- [DIRECTIONS] Tell how many lines in the data below include the word "有些人停待适成自已曾过厌的模样". The answer is the number only.

+ + +

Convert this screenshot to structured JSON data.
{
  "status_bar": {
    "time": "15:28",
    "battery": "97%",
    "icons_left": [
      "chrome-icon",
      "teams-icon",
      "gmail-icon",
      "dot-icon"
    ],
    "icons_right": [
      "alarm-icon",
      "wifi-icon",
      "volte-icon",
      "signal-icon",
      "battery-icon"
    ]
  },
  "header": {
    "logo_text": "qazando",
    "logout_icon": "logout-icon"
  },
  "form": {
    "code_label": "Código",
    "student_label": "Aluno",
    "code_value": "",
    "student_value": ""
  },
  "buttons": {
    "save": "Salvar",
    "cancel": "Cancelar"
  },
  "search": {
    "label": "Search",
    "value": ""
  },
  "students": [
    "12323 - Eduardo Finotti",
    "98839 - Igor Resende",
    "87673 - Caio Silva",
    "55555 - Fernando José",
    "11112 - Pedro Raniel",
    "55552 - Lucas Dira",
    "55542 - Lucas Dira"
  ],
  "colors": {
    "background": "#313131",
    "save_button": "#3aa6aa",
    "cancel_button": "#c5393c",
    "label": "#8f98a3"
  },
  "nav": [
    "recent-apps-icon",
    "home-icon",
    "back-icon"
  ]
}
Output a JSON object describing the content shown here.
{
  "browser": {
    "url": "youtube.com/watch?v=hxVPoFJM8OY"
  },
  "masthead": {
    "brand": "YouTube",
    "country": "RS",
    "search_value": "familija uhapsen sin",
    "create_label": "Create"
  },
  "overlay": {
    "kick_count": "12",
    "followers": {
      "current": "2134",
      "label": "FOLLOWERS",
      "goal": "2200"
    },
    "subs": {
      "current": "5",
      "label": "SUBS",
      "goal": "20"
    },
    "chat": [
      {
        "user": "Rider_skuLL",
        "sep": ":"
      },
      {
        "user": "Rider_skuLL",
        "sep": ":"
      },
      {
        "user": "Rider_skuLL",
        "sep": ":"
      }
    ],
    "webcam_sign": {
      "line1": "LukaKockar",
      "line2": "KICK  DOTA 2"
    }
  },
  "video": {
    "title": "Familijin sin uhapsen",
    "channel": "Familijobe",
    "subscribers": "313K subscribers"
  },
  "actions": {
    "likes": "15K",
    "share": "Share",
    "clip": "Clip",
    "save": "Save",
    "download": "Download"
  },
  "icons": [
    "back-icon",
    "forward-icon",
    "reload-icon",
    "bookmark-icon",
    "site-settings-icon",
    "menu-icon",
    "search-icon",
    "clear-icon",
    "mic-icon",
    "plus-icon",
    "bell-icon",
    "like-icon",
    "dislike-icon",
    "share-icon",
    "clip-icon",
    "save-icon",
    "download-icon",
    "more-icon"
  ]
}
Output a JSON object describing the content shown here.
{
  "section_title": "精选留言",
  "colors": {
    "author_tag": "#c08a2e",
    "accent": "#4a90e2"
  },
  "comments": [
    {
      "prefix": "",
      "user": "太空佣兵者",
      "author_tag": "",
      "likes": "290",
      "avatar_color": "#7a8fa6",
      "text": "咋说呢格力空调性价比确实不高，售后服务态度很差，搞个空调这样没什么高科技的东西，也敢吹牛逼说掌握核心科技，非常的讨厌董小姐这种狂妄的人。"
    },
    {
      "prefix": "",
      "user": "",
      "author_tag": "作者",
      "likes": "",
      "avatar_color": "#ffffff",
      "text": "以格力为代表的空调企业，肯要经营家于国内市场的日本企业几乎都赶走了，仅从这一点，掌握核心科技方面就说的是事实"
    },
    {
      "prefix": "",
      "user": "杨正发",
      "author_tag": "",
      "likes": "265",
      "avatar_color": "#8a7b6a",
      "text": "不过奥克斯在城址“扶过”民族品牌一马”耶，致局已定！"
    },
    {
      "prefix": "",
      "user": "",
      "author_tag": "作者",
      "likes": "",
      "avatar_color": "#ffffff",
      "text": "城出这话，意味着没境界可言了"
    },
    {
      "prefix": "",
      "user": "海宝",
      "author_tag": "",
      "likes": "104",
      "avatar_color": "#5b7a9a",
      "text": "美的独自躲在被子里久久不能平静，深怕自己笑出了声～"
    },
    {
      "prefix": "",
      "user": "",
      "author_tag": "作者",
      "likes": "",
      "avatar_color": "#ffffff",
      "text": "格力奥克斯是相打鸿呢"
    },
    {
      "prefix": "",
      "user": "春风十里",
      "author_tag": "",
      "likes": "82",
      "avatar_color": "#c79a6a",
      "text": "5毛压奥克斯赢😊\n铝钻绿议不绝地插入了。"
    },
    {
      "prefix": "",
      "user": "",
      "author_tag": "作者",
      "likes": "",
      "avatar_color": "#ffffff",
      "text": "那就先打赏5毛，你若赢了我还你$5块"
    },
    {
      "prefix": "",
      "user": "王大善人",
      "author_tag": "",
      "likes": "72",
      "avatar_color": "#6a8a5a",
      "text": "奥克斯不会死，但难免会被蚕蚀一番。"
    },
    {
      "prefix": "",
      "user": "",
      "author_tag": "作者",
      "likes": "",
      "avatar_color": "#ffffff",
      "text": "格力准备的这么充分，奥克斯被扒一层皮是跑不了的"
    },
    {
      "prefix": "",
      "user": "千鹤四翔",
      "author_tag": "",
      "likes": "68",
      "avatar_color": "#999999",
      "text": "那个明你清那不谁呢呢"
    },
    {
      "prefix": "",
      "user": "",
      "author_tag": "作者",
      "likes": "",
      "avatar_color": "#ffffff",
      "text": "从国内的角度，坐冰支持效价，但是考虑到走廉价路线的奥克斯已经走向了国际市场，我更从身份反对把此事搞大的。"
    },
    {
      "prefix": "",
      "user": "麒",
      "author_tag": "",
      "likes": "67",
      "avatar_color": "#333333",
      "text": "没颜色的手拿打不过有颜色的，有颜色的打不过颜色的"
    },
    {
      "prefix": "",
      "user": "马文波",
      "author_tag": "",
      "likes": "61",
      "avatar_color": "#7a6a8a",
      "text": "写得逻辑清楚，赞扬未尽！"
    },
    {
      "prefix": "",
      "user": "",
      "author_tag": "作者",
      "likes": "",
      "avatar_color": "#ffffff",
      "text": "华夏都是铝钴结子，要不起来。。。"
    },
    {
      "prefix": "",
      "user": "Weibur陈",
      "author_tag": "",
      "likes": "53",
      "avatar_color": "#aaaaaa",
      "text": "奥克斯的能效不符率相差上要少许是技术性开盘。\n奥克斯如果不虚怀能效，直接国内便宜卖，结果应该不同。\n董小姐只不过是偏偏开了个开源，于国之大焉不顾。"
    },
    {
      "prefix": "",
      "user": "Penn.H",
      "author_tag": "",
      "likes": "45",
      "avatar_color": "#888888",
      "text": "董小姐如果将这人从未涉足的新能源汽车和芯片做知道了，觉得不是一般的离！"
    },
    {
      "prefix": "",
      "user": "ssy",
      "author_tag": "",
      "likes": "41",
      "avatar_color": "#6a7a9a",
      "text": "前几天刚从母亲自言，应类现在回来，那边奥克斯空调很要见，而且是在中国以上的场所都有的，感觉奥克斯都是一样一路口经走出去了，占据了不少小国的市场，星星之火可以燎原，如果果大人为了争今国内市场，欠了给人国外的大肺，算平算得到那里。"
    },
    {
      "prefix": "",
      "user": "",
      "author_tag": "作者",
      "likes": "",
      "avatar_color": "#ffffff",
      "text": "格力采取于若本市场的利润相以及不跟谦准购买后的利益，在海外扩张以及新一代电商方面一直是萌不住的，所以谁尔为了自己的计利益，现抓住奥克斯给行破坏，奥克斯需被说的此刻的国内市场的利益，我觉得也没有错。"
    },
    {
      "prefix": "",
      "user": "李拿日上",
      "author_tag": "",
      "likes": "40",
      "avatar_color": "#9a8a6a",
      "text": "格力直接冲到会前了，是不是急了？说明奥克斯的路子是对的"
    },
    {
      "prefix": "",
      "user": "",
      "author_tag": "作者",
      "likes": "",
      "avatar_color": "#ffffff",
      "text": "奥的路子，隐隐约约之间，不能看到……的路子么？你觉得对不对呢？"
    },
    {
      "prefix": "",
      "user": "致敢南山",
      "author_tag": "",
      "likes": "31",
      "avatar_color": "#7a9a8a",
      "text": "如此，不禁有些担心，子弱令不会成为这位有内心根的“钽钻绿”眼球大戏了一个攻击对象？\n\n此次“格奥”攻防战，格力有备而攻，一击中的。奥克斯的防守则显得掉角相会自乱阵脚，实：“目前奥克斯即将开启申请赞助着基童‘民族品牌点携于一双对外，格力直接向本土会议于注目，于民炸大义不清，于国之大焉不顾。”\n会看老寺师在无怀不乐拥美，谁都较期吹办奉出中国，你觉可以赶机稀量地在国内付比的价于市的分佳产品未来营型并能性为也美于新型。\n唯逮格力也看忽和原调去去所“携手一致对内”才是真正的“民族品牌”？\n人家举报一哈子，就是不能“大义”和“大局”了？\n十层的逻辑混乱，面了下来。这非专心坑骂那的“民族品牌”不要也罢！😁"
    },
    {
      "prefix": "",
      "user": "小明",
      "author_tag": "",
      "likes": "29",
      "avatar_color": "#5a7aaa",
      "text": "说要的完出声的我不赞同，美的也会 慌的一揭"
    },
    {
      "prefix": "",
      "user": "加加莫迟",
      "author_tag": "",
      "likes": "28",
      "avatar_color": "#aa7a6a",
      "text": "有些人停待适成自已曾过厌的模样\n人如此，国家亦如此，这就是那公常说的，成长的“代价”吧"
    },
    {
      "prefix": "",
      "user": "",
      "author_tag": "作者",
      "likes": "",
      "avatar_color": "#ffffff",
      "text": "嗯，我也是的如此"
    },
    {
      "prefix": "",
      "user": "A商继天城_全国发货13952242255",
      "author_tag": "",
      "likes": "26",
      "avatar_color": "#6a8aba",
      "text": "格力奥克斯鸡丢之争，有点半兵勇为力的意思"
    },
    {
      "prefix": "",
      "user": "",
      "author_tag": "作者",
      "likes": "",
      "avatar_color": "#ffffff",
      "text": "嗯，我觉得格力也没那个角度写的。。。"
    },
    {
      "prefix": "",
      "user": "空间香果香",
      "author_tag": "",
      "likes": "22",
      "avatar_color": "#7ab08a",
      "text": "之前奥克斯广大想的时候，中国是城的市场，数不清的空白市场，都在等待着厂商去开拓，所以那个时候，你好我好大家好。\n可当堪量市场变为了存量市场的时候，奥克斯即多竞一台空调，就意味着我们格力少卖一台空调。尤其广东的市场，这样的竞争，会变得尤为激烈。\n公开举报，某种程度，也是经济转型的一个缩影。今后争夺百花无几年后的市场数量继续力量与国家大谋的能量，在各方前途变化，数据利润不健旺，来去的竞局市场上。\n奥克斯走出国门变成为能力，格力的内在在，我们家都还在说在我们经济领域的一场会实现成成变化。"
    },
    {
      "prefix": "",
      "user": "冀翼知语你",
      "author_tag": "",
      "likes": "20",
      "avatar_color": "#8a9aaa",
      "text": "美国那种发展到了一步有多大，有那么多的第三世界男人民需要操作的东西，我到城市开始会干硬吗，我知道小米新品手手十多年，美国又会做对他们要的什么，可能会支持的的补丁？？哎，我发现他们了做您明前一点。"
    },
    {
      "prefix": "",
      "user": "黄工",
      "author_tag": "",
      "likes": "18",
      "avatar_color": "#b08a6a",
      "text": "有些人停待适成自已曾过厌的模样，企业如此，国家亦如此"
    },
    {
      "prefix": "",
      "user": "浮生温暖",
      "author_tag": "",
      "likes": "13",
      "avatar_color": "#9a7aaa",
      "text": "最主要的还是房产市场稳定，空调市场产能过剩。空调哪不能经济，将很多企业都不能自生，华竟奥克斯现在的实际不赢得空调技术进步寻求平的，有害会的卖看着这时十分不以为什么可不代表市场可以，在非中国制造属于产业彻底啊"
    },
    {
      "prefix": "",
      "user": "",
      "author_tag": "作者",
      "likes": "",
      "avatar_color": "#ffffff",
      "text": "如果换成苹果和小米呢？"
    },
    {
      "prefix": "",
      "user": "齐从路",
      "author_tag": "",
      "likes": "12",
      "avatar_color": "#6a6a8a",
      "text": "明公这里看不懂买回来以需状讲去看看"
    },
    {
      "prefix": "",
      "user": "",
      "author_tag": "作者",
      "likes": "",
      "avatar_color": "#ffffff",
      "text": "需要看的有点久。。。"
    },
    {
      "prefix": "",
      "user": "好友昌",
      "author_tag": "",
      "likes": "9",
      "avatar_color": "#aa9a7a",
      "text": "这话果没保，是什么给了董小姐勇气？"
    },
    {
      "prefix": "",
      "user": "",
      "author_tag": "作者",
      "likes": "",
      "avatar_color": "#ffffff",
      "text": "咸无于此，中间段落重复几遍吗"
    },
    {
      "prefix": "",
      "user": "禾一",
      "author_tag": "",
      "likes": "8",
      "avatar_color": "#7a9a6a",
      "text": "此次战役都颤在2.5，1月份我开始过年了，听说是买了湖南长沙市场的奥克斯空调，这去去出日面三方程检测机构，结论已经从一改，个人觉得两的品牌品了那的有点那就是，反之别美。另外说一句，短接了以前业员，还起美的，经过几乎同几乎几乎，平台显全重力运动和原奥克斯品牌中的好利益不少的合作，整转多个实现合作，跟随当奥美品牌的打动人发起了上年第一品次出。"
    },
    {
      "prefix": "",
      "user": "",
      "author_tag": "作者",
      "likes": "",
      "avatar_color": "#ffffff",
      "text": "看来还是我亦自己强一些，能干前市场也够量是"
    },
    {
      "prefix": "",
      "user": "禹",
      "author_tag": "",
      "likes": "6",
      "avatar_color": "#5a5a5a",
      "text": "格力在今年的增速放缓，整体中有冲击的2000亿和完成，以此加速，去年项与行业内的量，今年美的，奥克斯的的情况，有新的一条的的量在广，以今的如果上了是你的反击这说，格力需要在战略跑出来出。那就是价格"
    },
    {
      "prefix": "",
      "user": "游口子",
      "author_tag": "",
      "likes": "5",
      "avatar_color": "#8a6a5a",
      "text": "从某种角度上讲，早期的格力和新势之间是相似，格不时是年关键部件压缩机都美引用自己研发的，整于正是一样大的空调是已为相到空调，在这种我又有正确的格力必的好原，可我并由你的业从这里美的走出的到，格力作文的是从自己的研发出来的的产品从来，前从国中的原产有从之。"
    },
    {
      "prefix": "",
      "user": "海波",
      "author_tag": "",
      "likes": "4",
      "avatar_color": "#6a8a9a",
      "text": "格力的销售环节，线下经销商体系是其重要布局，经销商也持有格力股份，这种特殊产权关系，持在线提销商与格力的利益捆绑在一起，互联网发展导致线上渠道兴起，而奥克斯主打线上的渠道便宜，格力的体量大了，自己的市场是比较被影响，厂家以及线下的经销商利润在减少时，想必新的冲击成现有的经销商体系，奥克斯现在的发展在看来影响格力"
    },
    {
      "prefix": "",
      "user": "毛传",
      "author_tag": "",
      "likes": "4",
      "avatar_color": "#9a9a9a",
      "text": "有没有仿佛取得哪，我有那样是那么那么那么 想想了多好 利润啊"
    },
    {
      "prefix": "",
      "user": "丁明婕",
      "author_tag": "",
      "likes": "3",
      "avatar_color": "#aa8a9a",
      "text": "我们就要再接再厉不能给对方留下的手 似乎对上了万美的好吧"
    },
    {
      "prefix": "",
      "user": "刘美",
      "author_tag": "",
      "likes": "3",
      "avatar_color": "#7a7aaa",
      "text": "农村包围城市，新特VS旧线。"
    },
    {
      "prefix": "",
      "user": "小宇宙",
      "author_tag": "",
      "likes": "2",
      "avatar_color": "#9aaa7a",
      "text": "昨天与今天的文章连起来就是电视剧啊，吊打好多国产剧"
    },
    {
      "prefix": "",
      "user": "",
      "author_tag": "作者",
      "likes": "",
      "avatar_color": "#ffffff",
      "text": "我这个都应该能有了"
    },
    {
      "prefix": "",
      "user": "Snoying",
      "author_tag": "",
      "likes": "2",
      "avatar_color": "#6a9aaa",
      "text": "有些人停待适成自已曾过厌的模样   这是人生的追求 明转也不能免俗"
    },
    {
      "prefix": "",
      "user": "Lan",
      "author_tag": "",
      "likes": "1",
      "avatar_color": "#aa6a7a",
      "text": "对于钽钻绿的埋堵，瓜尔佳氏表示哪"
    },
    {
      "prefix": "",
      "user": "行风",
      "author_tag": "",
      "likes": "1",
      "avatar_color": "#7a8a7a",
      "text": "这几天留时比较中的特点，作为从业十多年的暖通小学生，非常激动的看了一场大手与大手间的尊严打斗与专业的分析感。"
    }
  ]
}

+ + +

- [RESULT OF THIS EXERCISE] 3